Data provided to the think tank by executives from more than than 300 global companies suggest that machines will carry out an average of 42% of tasks by 2022, compared with 29% today.
Among the jobs likely to get a boost are openings in data analysis, social media and software development, as well as positions in sales and marketing which require "human skills" that machines can not replace. Jobs expected to become redundant include routine-based white-collar roles, such as data entry clerks, accounting and payroll clerks.

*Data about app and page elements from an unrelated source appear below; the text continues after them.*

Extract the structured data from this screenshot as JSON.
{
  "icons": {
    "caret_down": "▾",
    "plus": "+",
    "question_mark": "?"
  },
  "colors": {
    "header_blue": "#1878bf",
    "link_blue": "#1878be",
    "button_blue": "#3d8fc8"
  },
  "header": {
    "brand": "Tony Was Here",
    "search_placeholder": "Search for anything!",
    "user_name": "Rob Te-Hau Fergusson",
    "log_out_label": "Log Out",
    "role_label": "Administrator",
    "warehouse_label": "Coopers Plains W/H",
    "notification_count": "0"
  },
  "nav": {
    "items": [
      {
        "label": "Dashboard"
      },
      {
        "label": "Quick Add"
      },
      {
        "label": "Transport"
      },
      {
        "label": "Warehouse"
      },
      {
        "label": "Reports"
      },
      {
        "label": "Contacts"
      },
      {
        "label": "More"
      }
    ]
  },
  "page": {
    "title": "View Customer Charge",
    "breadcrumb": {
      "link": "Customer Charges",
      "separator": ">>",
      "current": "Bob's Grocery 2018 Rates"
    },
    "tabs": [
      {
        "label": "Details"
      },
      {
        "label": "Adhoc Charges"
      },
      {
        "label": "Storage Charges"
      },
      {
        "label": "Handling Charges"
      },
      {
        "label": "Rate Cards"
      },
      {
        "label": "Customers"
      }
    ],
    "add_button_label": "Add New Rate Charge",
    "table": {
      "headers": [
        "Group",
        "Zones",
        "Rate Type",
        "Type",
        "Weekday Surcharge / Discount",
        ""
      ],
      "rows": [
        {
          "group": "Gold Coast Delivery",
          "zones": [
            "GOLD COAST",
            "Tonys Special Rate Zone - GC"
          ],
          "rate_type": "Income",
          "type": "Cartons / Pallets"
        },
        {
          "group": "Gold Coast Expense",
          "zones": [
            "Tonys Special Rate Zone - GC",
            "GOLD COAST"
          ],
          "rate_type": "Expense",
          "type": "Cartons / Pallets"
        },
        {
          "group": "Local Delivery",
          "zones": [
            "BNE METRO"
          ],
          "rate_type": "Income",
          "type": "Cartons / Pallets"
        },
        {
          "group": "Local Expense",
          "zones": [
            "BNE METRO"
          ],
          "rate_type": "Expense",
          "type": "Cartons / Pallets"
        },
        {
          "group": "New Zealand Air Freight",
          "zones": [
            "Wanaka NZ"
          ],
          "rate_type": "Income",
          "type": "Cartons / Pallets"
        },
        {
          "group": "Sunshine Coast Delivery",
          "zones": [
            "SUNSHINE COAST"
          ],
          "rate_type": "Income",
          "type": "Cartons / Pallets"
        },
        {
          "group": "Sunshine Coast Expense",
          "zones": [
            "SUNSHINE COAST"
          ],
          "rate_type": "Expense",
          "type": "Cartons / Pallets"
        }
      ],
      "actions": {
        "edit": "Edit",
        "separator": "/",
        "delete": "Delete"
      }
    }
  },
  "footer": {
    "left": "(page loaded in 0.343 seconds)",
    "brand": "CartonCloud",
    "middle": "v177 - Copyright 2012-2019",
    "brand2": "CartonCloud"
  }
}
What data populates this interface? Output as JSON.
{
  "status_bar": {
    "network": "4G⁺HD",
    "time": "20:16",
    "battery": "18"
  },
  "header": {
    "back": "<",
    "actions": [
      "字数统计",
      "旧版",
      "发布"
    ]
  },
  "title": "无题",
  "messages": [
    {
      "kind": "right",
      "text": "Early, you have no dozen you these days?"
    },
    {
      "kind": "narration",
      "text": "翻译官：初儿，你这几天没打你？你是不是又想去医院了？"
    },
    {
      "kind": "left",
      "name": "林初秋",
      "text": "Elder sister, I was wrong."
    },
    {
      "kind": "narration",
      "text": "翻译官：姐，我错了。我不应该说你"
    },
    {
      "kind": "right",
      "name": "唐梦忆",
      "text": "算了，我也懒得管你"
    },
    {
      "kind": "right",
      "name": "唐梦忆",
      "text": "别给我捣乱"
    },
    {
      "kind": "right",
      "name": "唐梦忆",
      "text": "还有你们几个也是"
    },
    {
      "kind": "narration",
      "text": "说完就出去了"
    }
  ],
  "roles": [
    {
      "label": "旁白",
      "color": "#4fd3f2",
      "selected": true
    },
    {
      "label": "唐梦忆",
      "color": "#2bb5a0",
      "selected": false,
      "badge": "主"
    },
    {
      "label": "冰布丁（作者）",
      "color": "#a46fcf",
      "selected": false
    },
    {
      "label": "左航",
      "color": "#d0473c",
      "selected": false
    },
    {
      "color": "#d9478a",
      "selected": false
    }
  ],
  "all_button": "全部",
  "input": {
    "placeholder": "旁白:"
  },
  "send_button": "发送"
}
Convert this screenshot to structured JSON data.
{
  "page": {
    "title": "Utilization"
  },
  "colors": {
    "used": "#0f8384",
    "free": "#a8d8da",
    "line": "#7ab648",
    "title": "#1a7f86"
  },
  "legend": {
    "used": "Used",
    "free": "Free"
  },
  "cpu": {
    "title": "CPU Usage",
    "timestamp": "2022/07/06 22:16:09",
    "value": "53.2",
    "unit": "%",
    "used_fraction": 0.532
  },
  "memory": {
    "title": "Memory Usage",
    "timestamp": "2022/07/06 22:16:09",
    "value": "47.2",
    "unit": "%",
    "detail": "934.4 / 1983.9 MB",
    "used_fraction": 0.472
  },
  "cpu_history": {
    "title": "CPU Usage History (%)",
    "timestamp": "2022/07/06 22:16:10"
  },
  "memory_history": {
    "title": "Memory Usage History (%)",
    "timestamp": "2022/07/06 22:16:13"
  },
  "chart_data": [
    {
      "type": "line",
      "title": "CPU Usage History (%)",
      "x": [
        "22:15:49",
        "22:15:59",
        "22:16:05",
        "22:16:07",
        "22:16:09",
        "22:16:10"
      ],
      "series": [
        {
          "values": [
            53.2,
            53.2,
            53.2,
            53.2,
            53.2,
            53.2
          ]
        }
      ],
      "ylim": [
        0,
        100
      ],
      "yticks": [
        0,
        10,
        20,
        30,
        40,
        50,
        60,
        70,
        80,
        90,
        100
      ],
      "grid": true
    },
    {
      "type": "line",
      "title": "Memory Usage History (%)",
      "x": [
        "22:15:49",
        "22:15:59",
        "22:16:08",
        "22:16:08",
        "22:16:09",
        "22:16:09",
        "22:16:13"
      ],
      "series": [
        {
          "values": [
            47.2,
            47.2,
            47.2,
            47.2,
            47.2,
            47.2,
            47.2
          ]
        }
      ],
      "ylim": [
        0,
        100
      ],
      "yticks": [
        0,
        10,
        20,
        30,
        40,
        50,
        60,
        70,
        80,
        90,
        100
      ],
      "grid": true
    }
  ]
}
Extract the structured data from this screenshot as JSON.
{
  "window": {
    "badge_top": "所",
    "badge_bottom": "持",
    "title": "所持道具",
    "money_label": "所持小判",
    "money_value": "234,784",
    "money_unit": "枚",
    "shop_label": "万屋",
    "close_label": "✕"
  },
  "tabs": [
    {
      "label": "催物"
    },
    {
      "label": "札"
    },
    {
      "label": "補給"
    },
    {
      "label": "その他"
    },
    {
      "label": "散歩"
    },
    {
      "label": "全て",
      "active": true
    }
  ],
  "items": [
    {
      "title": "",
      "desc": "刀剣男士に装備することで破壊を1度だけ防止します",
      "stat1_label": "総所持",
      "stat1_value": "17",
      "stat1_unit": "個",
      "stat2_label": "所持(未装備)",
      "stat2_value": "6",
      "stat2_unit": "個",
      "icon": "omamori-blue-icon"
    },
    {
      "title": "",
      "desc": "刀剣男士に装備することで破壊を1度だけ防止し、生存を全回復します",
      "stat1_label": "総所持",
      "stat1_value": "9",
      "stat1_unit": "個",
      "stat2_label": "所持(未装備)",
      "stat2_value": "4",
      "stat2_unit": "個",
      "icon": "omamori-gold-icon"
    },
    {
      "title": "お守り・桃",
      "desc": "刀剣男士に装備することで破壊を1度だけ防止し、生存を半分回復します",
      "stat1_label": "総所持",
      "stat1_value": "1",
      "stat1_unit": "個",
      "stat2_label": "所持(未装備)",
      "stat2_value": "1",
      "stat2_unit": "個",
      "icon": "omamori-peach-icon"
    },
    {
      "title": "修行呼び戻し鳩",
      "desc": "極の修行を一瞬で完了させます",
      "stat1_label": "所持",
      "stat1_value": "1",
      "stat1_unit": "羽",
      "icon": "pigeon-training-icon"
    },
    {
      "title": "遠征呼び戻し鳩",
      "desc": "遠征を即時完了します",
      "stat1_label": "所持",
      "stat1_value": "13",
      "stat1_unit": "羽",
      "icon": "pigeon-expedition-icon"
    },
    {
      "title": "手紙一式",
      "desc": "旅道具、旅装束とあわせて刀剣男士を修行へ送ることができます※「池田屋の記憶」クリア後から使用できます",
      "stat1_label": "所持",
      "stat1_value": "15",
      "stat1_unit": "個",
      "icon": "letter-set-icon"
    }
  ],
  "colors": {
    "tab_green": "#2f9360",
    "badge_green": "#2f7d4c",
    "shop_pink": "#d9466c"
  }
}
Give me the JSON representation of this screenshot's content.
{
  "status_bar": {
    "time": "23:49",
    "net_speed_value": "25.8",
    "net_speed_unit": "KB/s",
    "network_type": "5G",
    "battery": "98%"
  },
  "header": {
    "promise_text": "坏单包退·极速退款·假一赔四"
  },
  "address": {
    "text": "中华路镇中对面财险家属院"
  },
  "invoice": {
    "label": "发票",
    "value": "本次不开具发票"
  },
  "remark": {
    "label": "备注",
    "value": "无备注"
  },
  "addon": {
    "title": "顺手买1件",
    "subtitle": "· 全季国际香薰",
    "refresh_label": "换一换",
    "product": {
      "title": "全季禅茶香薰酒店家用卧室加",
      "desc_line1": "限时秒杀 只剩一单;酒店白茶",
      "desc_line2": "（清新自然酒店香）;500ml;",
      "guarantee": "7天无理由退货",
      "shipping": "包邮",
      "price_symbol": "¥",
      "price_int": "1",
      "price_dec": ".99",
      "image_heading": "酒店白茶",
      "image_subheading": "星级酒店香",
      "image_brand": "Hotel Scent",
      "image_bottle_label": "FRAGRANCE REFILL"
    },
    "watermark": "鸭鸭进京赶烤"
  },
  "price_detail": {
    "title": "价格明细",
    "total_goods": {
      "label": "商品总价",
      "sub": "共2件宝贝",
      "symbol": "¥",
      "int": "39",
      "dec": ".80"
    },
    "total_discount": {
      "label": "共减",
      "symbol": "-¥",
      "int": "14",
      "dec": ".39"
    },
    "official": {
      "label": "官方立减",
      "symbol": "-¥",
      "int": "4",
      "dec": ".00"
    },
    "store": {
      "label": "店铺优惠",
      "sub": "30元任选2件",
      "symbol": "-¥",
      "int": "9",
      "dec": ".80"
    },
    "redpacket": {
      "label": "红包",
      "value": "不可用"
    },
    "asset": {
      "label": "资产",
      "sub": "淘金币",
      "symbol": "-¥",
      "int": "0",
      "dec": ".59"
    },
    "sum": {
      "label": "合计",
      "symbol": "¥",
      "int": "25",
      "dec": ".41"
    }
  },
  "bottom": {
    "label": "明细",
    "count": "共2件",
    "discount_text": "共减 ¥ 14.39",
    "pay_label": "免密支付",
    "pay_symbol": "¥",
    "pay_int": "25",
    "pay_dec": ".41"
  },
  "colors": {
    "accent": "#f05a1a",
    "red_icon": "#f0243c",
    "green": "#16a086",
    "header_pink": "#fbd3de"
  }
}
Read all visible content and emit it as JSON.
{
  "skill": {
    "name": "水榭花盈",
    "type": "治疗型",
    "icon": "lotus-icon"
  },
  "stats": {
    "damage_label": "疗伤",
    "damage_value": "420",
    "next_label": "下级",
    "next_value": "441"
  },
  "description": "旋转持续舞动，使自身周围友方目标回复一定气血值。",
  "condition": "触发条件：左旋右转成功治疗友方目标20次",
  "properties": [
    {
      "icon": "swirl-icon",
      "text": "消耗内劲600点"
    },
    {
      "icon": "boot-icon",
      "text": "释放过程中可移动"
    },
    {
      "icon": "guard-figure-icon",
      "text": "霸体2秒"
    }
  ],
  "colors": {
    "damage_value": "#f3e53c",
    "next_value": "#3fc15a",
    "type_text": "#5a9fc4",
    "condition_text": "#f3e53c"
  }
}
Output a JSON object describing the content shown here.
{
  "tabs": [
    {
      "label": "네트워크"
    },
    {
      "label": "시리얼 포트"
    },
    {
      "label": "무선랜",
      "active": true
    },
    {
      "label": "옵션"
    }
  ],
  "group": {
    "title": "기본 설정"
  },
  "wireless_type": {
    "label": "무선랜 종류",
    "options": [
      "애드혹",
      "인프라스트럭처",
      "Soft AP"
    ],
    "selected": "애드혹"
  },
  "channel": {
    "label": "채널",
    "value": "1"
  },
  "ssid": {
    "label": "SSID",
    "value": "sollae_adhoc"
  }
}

The report calls on businesses and government leaders around the world to create a support system for their employees and ensure a smooth transition as the workforce evolves. "At the same time a greater number of new jobs will be created", said Saadia Zahidi, a WEF board member.